You also have to think about the fact that people get arrested every day for indecent exposure for showing a lot less.  What does it say about an educational institution that both condones and supports such art. I’m more than concerned that one of Wellesley’s own English professors, Sarah Wall-Randell, had the following to say “I find it disturbing, but in a good way.”  “I think it’s meant to be off-putting – it’s a schlumpy guy in underpants in an all-women environment.” This shows such a lack of respect to all those that have been sexually assaulted and/or abused. None of us have any idea how this could potentially affect such victims or trigger their memories.  All for a glimpse, a laugh, or just to make an artistic statement.

I support Zoe Magid, a Wellesley College junior majoring in political science, who started a petition on Change.org asking college president H. Kim Bottomly to have the statue removed.
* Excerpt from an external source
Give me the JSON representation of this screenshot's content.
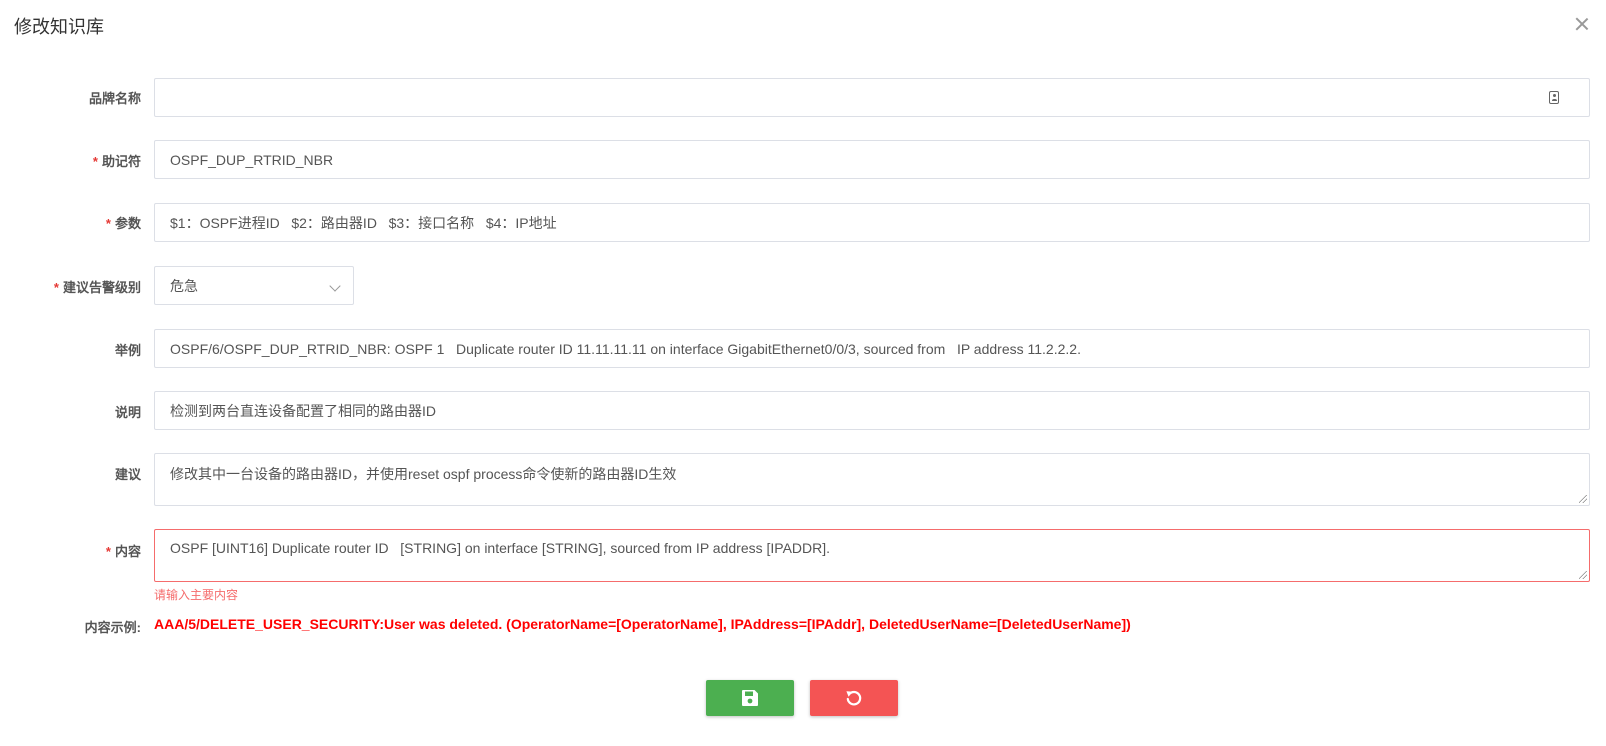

I have every intention of signing that petition myself and encourage others to do so as well.

Davis Museum director Lisa Fischman wrote on Wellesley College’s official website that the sculpture was meant to evoke response as stated by By Jaclyn Reiss, Boston.com Staff in her article “Realistic statue of man in his underwear at Wellesley College sparks controversy“.

Art is a beautiful thing and it’s wonderful that we are all able to enjoy artistic freedom, but with like everything else in the world, there are limits to what we do, when we do it, where we do it and how we do it. It isn’t necessary to make others feel so incommodious.